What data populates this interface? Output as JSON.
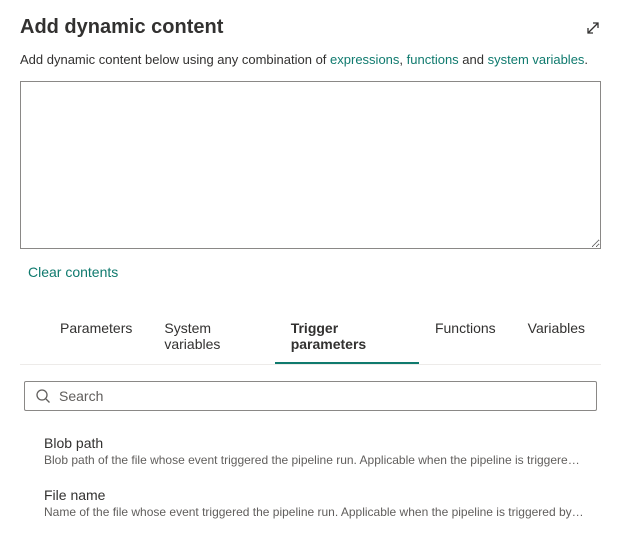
{
  "header": {
    "title": "Add dynamic content"
  },
  "description": {
    "prefix": "Add dynamic content below using any combination of ",
    "link1": "expressions",
    "sep1": ", ",
    "link2": "functions",
    "sep2": " and ",
    "link3": "system variables",
    "suffix": "."
  },
  "editor": {
    "value": ""
  },
  "actions": {
    "clear": "Clear contents"
  },
  "tabs": [
    {
      "label": "Parameters",
      "active": false
    },
    {
      "label": "System variables",
      "active": false
    },
    {
      "label": "Trigger parameters",
      "active": true
    },
    {
      "label": "Functions",
      "active": false
    },
    {
      "label": "Variables",
      "active": false
    }
  ],
  "search": {
    "placeholder": "Search",
    "value": ""
  },
  "items": [
    {
      "title": "Blob path",
      "description": "Blob path of the file whose event triggered the pipeline run. Applicable when the pipeline is triggered ..."
    },
    {
      "title": "File name",
      "description": "Name of the file whose event triggered the pipeline run. Applicable when the pipeline is triggered by s..."
    }
  ]
}
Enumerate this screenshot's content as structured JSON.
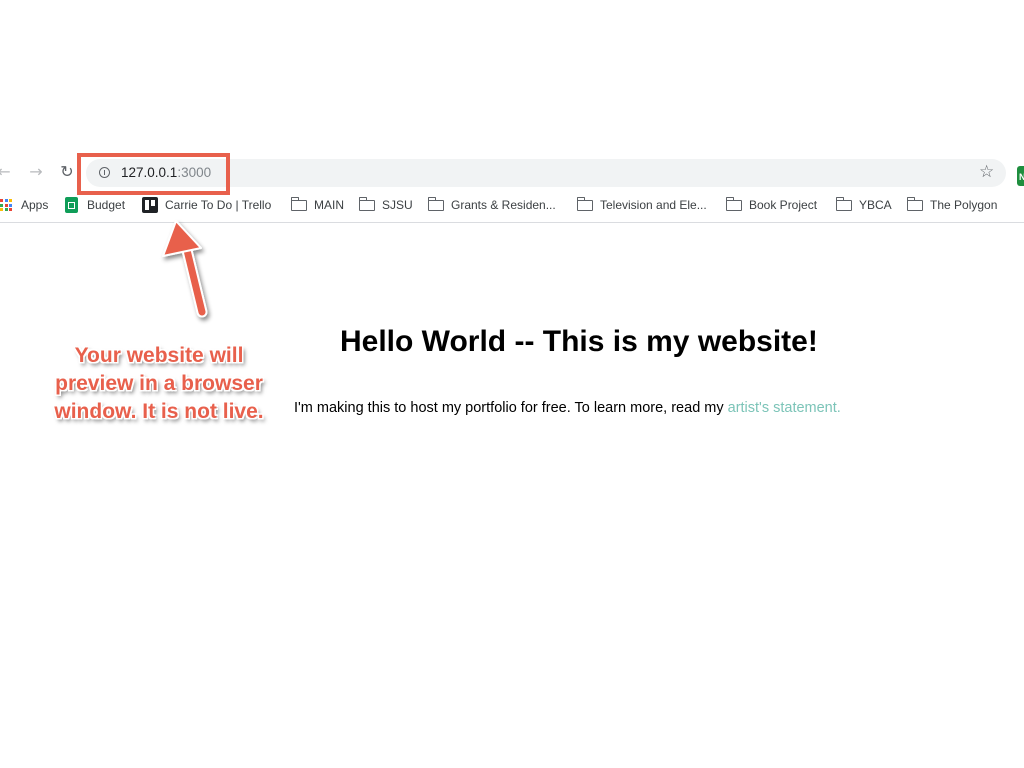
{
  "browser": {
    "url_host": "127.0.0.1",
    "url_port": ":3000",
    "bookmarks": [
      {
        "label": "Apps",
        "icon": "apps-grid-icon"
      },
      {
        "label": "Budget",
        "icon": "google-sheets-icon"
      },
      {
        "label": "Carrie To Do | Trello",
        "icon": "trello-icon"
      },
      {
        "label": "MAIN",
        "icon": "folder-icon"
      },
      {
        "label": "SJSU",
        "icon": "folder-icon"
      },
      {
        "label": "Grants & Residen...",
        "icon": "folder-icon"
      },
      {
        "label": "Television and Ele...",
        "icon": "folder-icon"
      },
      {
        "label": "Book Project",
        "icon": "folder-icon"
      },
      {
        "label": "YBCA",
        "icon": "folder-icon"
      },
      {
        "label": "The Polygon",
        "icon": "folder-icon"
      }
    ]
  },
  "annotation": {
    "lines": [
      "Your website will",
      "preview in a browser",
      "window. It is not live."
    ],
    "color": "#e8604c"
  },
  "page": {
    "heading": "Hello World -- This is my website!",
    "paragraph": "I'm making this to host my portfolio for free. To learn more, read my ",
    "link": "artist's statement."
  },
  "colors": {
    "link": "#7cc4b8",
    "omnibox": "#f1f3f4"
  }
}
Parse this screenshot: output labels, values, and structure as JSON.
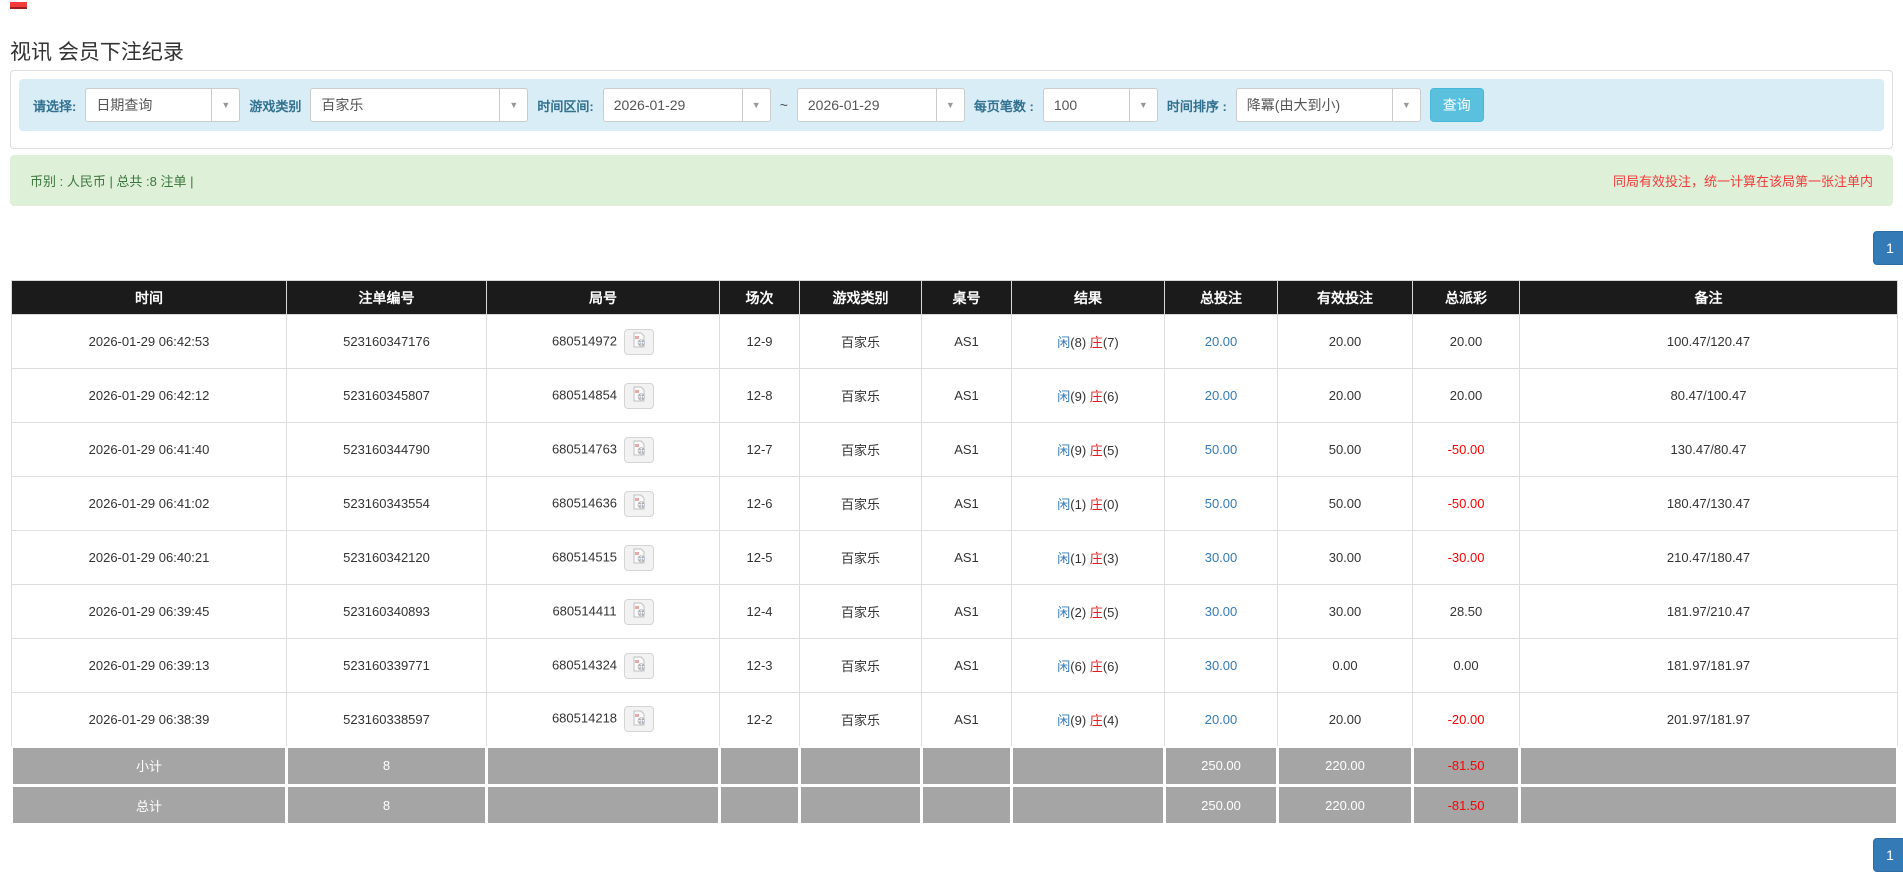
{
  "page": {
    "title": "视讯 会员下注纪录"
  },
  "filters": {
    "query_type": {
      "label": "请选择:",
      "value": "日期查询"
    },
    "game_category": {
      "label": "游戏类别",
      "value": "百家乐"
    },
    "date_range": {
      "label": "时间区间:",
      "from": "2026-01-29",
      "separator": "~",
      "to": "2026-01-29"
    },
    "page_size": {
      "label": "每页笔数 :",
      "value": "100"
    },
    "time_sort": {
      "label": "时间排序 :",
      "value": "降冪(由大到小)"
    },
    "search_button": "查询"
  },
  "summary_bar": {
    "left_text": "币别 : 人民币 | 总共 :8 注单 |",
    "right_notice": "同局有效投注，统一计算在该局第一张注单内"
  },
  "pagination": {
    "page": "1"
  },
  "table": {
    "headers": [
      "时间",
      "注单编号",
      "局号",
      "场次",
      "游戏类别",
      "桌号",
      "结果",
      "总投注",
      "有效投注",
      "总派彩",
      "备注"
    ],
    "rows": [
      {
        "time": "2026-01-29 06:42:53",
        "bet_no": "523160347176",
        "round_no": "680514972",
        "session": "12-9",
        "game": "百家乐",
        "table_no": "AS1",
        "result": {
          "player_label": "闲",
          "player_score": "(8)",
          "banker_label": "庄",
          "banker_score": "(7)"
        },
        "total_bet": "20.00",
        "valid_bet": "20.00",
        "payout": "20.00",
        "remark": "100.47/120.47"
      },
      {
        "time": "2026-01-29 06:42:12",
        "bet_no": "523160345807",
        "round_no": "680514854",
        "session": "12-8",
        "game": "百家乐",
        "table_no": "AS1",
        "result": {
          "player_label": "闲",
          "player_score": "(9)",
          "banker_label": "庄",
          "banker_score": "(6)"
        },
        "total_bet": "20.00",
        "valid_bet": "20.00",
        "payout": "20.00",
        "remark": "80.47/100.47"
      },
      {
        "time": "2026-01-29 06:41:40",
        "bet_no": "523160344790",
        "round_no": "680514763",
        "session": "12-7",
        "game": "百家乐",
        "table_no": "AS1",
        "result": {
          "player_label": "闲",
          "player_score": "(9)",
          "banker_label": "庄",
          "banker_score": "(5)"
        },
        "total_bet": "50.00",
        "valid_bet": "50.00",
        "payout": "-50.00",
        "remark": "130.47/80.47"
      },
      {
        "time": "2026-01-29 06:41:02",
        "bet_no": "523160343554",
        "round_no": "680514636",
        "session": "12-6",
        "game": "百家乐",
        "table_no": "AS1",
        "result": {
          "player_label": "闲",
          "player_score": "(1)",
          "banker_label": "庄",
          "banker_score": "(0)"
        },
        "total_bet": "50.00",
        "valid_bet": "50.00",
        "payout": "-50.00",
        "remark": "180.47/130.47"
      },
      {
        "time": "2026-01-29 06:40:21",
        "bet_no": "523160342120",
        "round_no": "680514515",
        "session": "12-5",
        "game": "百家乐",
        "table_no": "AS1",
        "result": {
          "player_label": "闲",
          "player_score": "(1)",
          "banker_label": "庄",
          "banker_score": "(3)"
        },
        "total_bet": "30.00",
        "valid_bet": "30.00",
        "payout": "-30.00",
        "remark": "210.47/180.47"
      },
      {
        "time": "2026-01-29 06:39:45",
        "bet_no": "523160340893",
        "round_no": "680514411",
        "session": "12-4",
        "game": "百家乐",
        "table_no": "AS1",
        "result": {
          "player_label": "闲",
          "player_score": "(2)",
          "banker_label": "庄",
          "banker_score": "(5)"
        },
        "total_bet": "30.00",
        "valid_bet": "30.00",
        "payout": "28.50",
        "remark": "181.97/210.47"
      },
      {
        "time": "2026-01-29 06:39:13",
        "bet_no": "523160339771",
        "round_no": "680514324",
        "session": "12-3",
        "game": "百家乐",
        "table_no": "AS1",
        "result": {
          "player_label": "闲",
          "player_score": "(6)",
          "banker_label": "庄",
          "banker_score": "(6)"
        },
        "total_bet": "30.00",
        "valid_bet": "0.00",
        "payout": "0.00",
        "remark": "181.97/181.97"
      },
      {
        "time": "2026-01-29 06:38:39",
        "bet_no": "523160338597",
        "round_no": "680514218",
        "session": "12-2",
        "game": "百家乐",
        "table_no": "AS1",
        "result": {
          "player_label": "闲",
          "player_score": "(9)",
          "banker_label": "庄",
          "banker_score": "(4)"
        },
        "total_bet": "20.00",
        "valid_bet": "20.00",
        "payout": "-20.00",
        "remark": "201.97/181.97"
      }
    ],
    "footer": [
      {
        "label": "小计",
        "count": "8",
        "total_bet": "250.00",
        "valid_bet": "220.00",
        "payout": "-81.50"
      },
      {
        "label": "总计",
        "count": "8",
        "total_bet": "250.00",
        "valid_bet": "220.00",
        "payout": "-81.50"
      }
    ]
  },
  "colors": {
    "accent": "#337ab7",
    "button": "#5bc0de",
    "banker_red": "#e02020",
    "negative_red": "#ff0000",
    "notice_red": "#f43b3b",
    "filter_bg": "#d9edf7",
    "filter_label": "#31708f",
    "success_bg": "#dff0d8",
    "success_text": "#3c763d",
    "header_bg": "#1b1b1b",
    "footer_bg": "#a5a5a5"
  }
}
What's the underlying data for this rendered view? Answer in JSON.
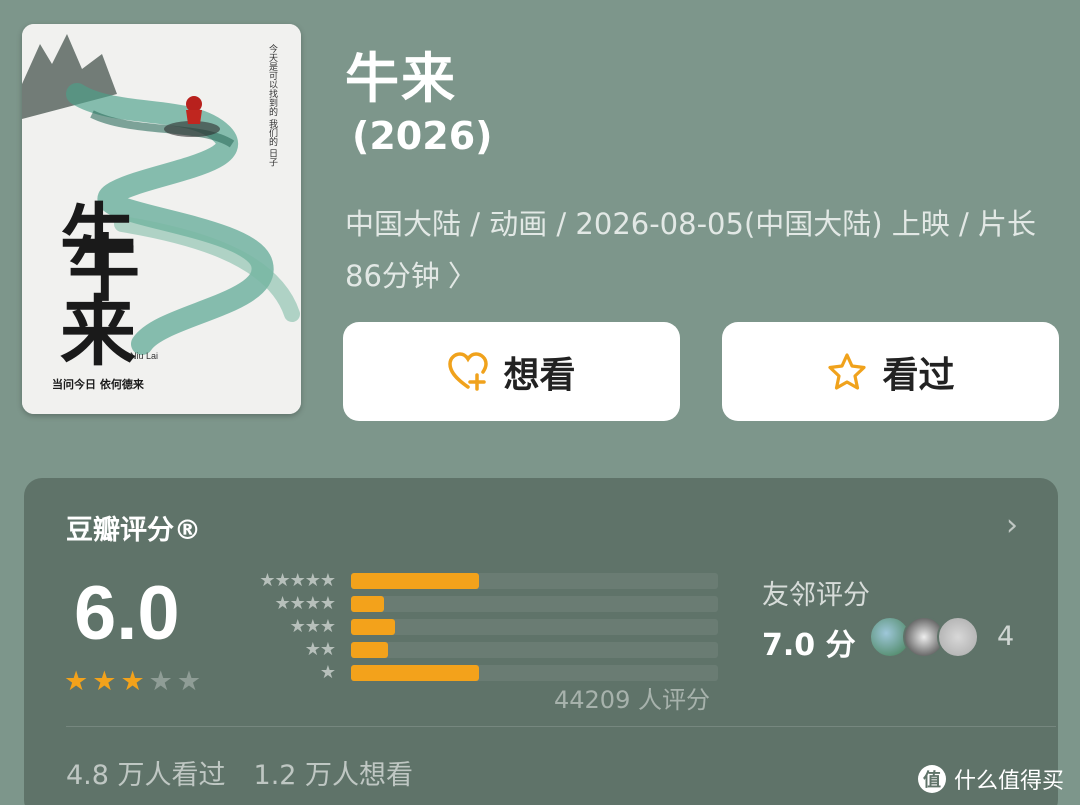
{
  "movie": {
    "title": "牛来",
    "year": "(2026)",
    "meta": "中国大陆 / 动画 / 2026-08-05(中国大陆) 上映 / 片长86分钟",
    "meta_chevron": "〉"
  },
  "poster": {
    "vertical_title": "牛来",
    "subtitle": "Niu Lai",
    "tagline": "当问今日  依何德来",
    "poem": "今天是可以找到的  我们的  日子"
  },
  "actions": {
    "want_label": "想看",
    "seen_label": "看过"
  },
  "rating": {
    "section_title": "豆瓣评分®",
    "score": "6.0",
    "stars_filled": 3,
    "stars_total": 5,
    "histogram": [
      {
        "stars": "★★★★★",
        "fraction": 0.35
      },
      {
        "stars": "★★★★",
        "fraction": 0.09
      },
      {
        "stars": "★★★",
        "fraction": 0.12
      },
      {
        "stars": "★★",
        "fraction": 0.1
      },
      {
        "stars": "★",
        "fraction": 0.35
      }
    ],
    "count_text": "44209 人评分",
    "more_arrow": "›"
  },
  "friends": {
    "label": "友邻评分",
    "score": "7.0 分",
    "count": "4"
  },
  "stats": {
    "seen": "4.8 万人看过",
    "want": "1.2 万人想看"
  },
  "watermark": {
    "badge": "值",
    "text": "什么值得买"
  },
  "colors": {
    "background": "#7d968b",
    "panel": "#5f7369",
    "accent": "#f3a21b"
  }
}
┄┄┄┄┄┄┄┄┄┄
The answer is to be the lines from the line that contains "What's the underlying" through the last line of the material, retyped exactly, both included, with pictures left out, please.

What's the underlying data for this rendered view? Answer in JSON.
{
  "movie": {
    "title": "牛来",
    "year": "(2026)",
    "meta": "中国大陆 / 动画 / 2026-08-05(中国大陆) 上映 / 片长86分钟",
    "meta_chevron": "〉"
  },
  "poster": {
    "vertical_title": "牛来",
    "subtitle": "Niu Lai",
    "tagline": "当问今日  依何德来",
    "poem": "今天是可以找到的  我们的  日子"
  },
  "actions": {
    "want_label": "想看",
    "seen_label": "看过"
  },
  "rating": {
    "section_title": "豆瓣评分®",
    "score": "6.0",
    "stars_filled": 3,
    "stars_total": 5,
    "histogram": [
      {
        "stars": "★★★★★",
        "fraction": 0.35
      },
      {
        "stars": "★★★★",
        "fraction": 0.09
      },
      {
        "stars": "★★★",
        "fraction": 0.12
      },
      {
        "stars": "★★",
        "fraction": 0.1
      },
      {
        "stars": "★",
        "fraction": 0.35
      }
    ],
    "count_text": "44209 人评分",
    "more_arrow": "›"
  },
  "friends": {
    "label": "友邻评分",
    "score": "7.0 分",
    "count": "4"
  },
  "stats": {
    "seen": "4.8 万人看过",
    "want": "1.2 万人想看"
  },
  "watermark": {
    "badge": "值",
    "text": "什么值得买"
  },
  "colors": {
    "background": "#7d968b",
    "panel": "#5f7369",
    "accent": "#f3a21b"
  }
}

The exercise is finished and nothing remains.